One of the biggest shifts that has come from working during the COVID-19 pandemic has been the move from working in the office to working at home. Enforced homeworking has caused some employers to reevaluate their HR policies around home and flexible working arrangements, and divided opinion amongst employees - some of whom feel the benefits of homeworking more than others. So, what will be the future of remote working after this drastic shift? Will there be more remote work opportunities for employees or will things go back more to the levels they were?
At myhrtoolkit, we provide HR software for and work alongside an array of HR and employment law partners, who themselves are SME employers and work with a number of SME clients. We asked some of our partners for their opinions on the role that remote work will play in the future of work and how recent changes will affect companies' remote work policies:
Remote working for different sectors
Tracey Hudson, Executive Director of HR Dept South Warwickshire, drew attention to the fact that adjusting to homeworking differs from business to business: “For us, it was easy – everyone just took their laptops home! For other businesses, where all the info isn’t in the cloud, it was much more challenging.”
She also pointed out that for many, the novelty factor of working from the bedroom or dining room table has begun to wear off: “employees are getting tired of meetings staring at screens instead of humans, and the ability to switch off from work is becoming more difficult when you sleep or eat dinner with your family in your ‘office’.”
Guide for employees: Working from home tips for COVID-19 and beyond
She also reports that some employers are keen to use this time as a test to see if they can build in more remote working for the future. “Employees are asking for more flexibility on working location so that you can maintain relationships with your colleagues in the office and maximise opportunities for team-working by being in the same place, but also working from home when you need to really concentrate and focus on something."

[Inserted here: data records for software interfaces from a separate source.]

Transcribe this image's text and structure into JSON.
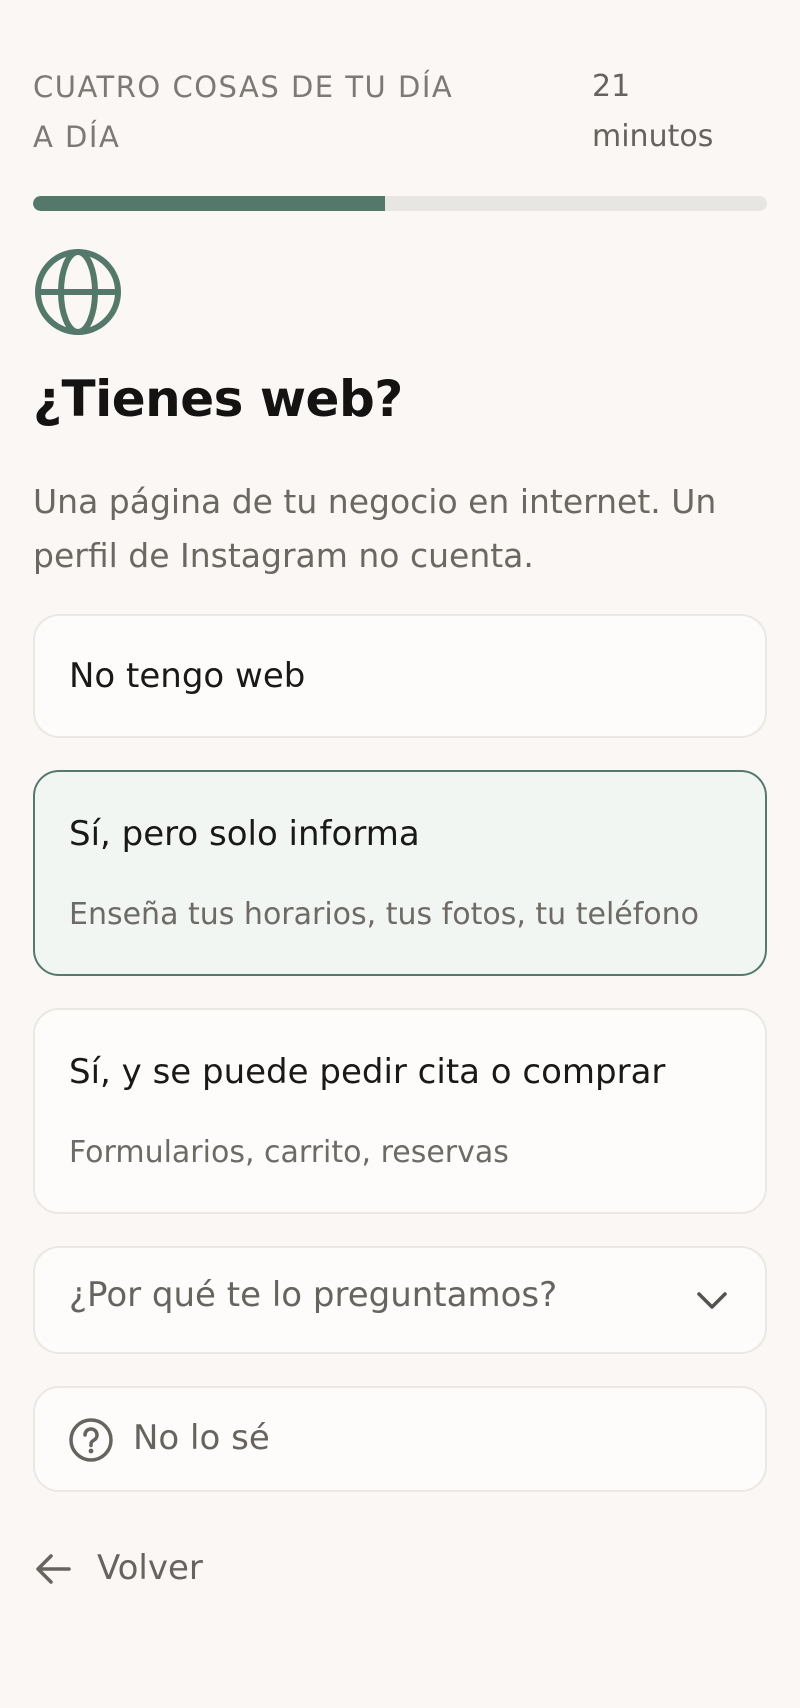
{
  "header": {
    "section_title": "CUATRO COSAS DE TU DÍA A DÍA",
    "time_value": "21",
    "time_unit": "minutos"
  },
  "progress": {
    "fraction": 0.48,
    "color": "#54796a"
  },
  "question": {
    "icon": "globe-icon",
    "title": "¿Tienes web?",
    "description": "Una página de tu negocio en internet. Un perfil de Instagram no cuenta."
  },
  "options": [
    {
      "label": "No tengo web",
      "sublabel": "",
      "selected": false
    },
    {
      "label": "Sí, pero solo informa",
      "sublabel": "Enseña tus horarios, tus fotos, tu teléfono",
      "selected": true
    },
    {
      "label": "Sí, y se puede pedir cita o comprar",
      "sublabel": "Formularios, carrito, reservas",
      "selected": false
    }
  ],
  "why": {
    "label": "¿Por qué te lo preguntamos?",
    "icon": "chevron-down-icon"
  },
  "unsure": {
    "label": "No lo sé",
    "icon": "question-circle-icon"
  },
  "back": {
    "label": "Volver",
    "icon": "arrow-left-icon"
  },
  "colors": {
    "accent": "#54796a",
    "selected_bg": "#f1f6f3",
    "background": "#faf7f4"
  }
}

Remote working also has the potential to benefit employers, as more staff working from home means that less office space is required, reducing costs. Making office working optional also has the benefit of widening the pool from which employers can recruit from, so it may not be the case that many companies will switch to a complete remote work environment. “Our view is that lockdown in the UK will change the way we view home-working and widen recruitment opportunities now that we don’t feel that we need to employ someone local because they must be in the office everyday.”
Related article: Hiring remotely: how to recruit employees during lockdown
Remote working and childcare responsibilities
Helen Colechin, MD of HR Dept South London, highlighted the issue of employees working from home who also have child care responsibilities. She said that “many working parents are currently juggling work and child care responsibilities, which previously employers might have had concerns with.
“There will need to be good assessments of how this has worked if there are to be ongoing requests to employers for this to become a more permanent arrangement.”
Now might be a good time for employers to begin assessing how well homeworking works for their business: surveys can help to capture data on how employees feel their performance is affected by working at home, and more objective measures such as KPIs can show whether homeworking is having a positive or negative impact on things like productivity. If it can be shown that homeworking has an overall positive impact on business, employers might consider making homeworking a permanent feature of the future workplace.
The long-term consequences of remote working?
Suzanne Tricker, Director of Amica HR, warns that employers need to think about the long-term consequences of a remote workforce on business:
“I think employers need to think about the long-term effects on individuals who are working from home and perhaps feeling isolated. I anticipate that there will be a lot of cases of work from home fatigue and knock-on effects on productivity.”
She predicts that there will be a rising trend in flexible working in the short to medium term, but wonders if long-term “workplace culture will go back to favouring office work, especially if employers aren’t putting the strategies in place needed for successful remote working.”
These strategies include things like ensuring that employees remain engaged and productive, which will require a rethinking of the traditional ways in which these outcomes are usually monitored and measured.
Related article: How to monitor and manage productivity
Whether remote working will come to play a bigger role in our future work lives remains to be seen, but the rise of homeworking during the coronavirus pandemic has opened up a new world of possibilities for employers - how they navigate the various opportunities and pitfalls of homeworking will determine the fate of the office.
Written by Kate Taylor
Kate is a Content Marketing Executive for myhrtoolkit. She is interested in SaaS platforms, automation tools for making HR easier, and strategies for keeping employees engaged.